 S. C. Tong, Y. M. Li, G. Feng, and T. S. Li, “Observerbased adaptive fuzzy backstepping dynamic surface control for a class of MIMO nonlinear systems,” IEEE Transactions on Systems, Man, and Cybernetics, Part B: Cybernetics, vol. 41, no. 4, pp. 1124–1135, 2011. View at: Publisher Site  Google Scholar
 Li Hongxing, “To see the success of fuzzy logic from mathematical essence of fuzzy controlon the paradoxical success of fuzzy logic,” Fuzzy Systems and Mathematics, vol. 9, no. 4, pp. 1–14, 1995 (Chinese). View at: Google Scholar
 H.X. Li, Z.H. Miao, and E. S. Lee, “Variable universe stable adaptive fuzzy control of a nonlinear system,” Computers & Mathematics with Applications, vol. 44, no. 56, pp. 799–815, 2002. View at: Publisher Site  Google Scholar  Zentralblatt MATH  MathSciNet
 H. Li, “Adaptive fuzzy controllers based on variable universe,” Science in China E, vol. 42, no. 1, pp. 10–20, 1999. View at: Publisher Site  Google Scholar  Zentralblatt MATH  MathSciNet
 L. Hongxing, M. Zhihong, and W. Jiayin, “Variable universe adaptive fuzzy control on the quadruple inverted pendulum,” Science in China E, vol. 45, no. 2, pp. 213–224, 2002. View at: Publisher Site  Google Scholar  MathSciNet

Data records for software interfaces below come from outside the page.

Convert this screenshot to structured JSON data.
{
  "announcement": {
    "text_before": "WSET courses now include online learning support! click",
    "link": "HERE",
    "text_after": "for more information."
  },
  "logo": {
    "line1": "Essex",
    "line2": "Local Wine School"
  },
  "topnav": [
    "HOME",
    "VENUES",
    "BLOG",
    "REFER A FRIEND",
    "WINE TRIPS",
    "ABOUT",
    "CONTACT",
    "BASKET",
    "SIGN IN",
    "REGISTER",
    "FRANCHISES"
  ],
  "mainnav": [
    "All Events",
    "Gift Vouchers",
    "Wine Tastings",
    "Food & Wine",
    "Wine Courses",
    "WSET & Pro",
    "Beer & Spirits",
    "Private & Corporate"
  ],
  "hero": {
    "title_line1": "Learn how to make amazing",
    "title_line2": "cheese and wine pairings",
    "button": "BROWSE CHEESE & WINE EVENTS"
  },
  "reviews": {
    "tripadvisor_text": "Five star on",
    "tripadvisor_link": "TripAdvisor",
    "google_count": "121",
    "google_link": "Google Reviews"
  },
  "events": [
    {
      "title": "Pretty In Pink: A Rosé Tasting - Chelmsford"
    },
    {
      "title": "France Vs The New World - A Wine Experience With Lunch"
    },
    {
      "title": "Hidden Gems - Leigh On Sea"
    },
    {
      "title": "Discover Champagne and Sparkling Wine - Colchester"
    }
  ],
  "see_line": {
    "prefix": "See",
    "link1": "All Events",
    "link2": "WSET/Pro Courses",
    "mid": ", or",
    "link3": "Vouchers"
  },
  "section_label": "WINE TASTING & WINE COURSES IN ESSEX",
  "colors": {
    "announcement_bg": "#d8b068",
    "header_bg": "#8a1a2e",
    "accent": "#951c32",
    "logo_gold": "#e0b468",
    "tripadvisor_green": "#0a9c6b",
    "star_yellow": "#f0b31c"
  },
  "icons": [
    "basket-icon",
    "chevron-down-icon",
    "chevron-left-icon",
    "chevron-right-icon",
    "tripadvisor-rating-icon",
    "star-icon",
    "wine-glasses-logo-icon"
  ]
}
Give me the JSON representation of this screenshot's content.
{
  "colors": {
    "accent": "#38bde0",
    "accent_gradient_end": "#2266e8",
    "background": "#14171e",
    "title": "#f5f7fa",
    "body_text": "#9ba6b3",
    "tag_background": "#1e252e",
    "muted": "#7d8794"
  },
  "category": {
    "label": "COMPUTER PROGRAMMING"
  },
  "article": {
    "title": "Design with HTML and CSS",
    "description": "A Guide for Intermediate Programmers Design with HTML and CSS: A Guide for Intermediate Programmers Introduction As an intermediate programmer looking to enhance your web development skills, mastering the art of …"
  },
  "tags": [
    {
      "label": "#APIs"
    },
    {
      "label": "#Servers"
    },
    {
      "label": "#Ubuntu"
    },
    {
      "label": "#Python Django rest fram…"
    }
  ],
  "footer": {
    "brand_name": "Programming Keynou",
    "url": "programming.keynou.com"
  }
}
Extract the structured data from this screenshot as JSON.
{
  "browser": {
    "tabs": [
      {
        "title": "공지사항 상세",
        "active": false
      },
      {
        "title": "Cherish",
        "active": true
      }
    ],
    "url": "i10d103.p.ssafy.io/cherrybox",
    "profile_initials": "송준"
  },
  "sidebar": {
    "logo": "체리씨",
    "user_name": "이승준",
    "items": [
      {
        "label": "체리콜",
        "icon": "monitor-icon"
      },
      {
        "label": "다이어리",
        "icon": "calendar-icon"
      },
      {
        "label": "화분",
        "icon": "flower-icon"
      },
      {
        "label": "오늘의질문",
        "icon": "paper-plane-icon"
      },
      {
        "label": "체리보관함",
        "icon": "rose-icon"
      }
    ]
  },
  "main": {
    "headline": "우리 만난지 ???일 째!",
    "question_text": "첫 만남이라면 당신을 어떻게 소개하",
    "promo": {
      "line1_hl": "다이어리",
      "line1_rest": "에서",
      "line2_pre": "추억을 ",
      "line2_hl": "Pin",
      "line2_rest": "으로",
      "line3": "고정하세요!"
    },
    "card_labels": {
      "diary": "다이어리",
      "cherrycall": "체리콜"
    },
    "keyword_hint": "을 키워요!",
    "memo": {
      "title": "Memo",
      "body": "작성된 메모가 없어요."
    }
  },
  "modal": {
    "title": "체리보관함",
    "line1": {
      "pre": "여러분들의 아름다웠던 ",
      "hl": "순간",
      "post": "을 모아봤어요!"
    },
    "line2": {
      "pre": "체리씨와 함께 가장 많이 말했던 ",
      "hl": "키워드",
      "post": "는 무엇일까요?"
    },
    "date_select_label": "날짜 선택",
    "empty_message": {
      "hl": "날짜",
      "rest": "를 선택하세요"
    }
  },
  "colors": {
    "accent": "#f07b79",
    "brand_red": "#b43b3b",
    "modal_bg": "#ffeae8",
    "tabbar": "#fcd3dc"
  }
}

 L. Piegl and W. Tiller, The NURBS Book, Springer, New York, NY, USA, 1996.
 X. Shufang, The Theory and Technique in Matrix Computation, Peking University Press, Beijing, China, 1995 (Chinese).
 Z. XinXiong, Curve and Surface Modeling Technology, Science Press, Beijing, China, 2000 (Chinese).
 W. Zaiwen, Least squares method and its application [M.S. thesis], Chinese Academy of Sciences, Academy of Mathematics and Systems Science of Chinese Academy of Sciences, 2004.
Copyright
Copyright © 2013 Tan Yanhua and Li Hongxing. This is an open access article distributed under the Creative Commons Attribution License, which permits unrestricted use, distribution, and reproduction in any medium, provided the original work is properly cited.